── Given data

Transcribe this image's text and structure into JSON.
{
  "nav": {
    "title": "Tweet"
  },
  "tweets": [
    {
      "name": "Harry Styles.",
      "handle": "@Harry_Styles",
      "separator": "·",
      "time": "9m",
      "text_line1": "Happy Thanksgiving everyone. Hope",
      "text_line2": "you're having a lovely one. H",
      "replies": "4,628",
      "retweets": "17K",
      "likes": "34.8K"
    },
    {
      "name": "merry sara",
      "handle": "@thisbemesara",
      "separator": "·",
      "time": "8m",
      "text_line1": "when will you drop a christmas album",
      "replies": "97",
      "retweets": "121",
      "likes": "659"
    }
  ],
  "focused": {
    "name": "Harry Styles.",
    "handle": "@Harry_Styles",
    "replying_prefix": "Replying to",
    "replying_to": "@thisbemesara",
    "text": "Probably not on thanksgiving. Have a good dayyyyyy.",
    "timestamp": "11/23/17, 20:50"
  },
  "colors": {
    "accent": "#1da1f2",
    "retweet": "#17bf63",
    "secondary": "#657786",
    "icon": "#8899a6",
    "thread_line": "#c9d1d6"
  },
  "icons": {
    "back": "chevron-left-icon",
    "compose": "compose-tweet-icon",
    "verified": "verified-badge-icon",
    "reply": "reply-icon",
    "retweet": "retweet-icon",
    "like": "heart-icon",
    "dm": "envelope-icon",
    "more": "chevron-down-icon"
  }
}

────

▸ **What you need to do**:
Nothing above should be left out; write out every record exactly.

▸ **Answer space**:
Transcribe this image's text and structure into JSON.
{
  "nav": {
    "title": "Tweet"
  },
  "tweets": [
    {
      "name": "Harry Styles.",
      "handle": "@Harry_Styles",
      "separator": "·",
      "time": "9m",
      "text_line1": "Happy Thanksgiving everyone. Hope",
      "text_line2": "you're having a lovely one. H",
      "replies": "4,628",
      "retweets": "17K",
      "likes": "34.8K"
    },
    {
      "name": "merry sara",
      "handle": "@thisbemesara",
      "separator": "·",
      "time": "8m",
      "text_line1": "when will you drop a christmas album",
      "replies": "97",
      "retweets": "121",
      "likes": "659"
    }
  ],
  "focused": {
    "name": "Harry Styles.",
    "handle": "@Harry_Styles",
    "replying_prefix": "Replying to",
    "replying_to": "@thisbemesara",
    "text": "Probably not on thanksgiving. Have a good dayyyyyy.",
    "timestamp": "11/23/17, 20:50"
  },
  "colors": {
    "accent": "#1da1f2",
    "retweet": "#17bf63",
    "secondary": "#657786",
    "icon": "#8899a6",
    "thread_line": "#c9d1d6"
  },
  "icons": {
    "back": "chevron-left-icon",
    "compose": "compose-tweet-icon",
    "verified": "verified-badge-icon",
    "reply": "reply-icon",
    "retweet": "retweet-icon",
    "like": "heart-icon",
    "dm": "envelope-icon",
    "more": "chevron-down-icon"
  }
}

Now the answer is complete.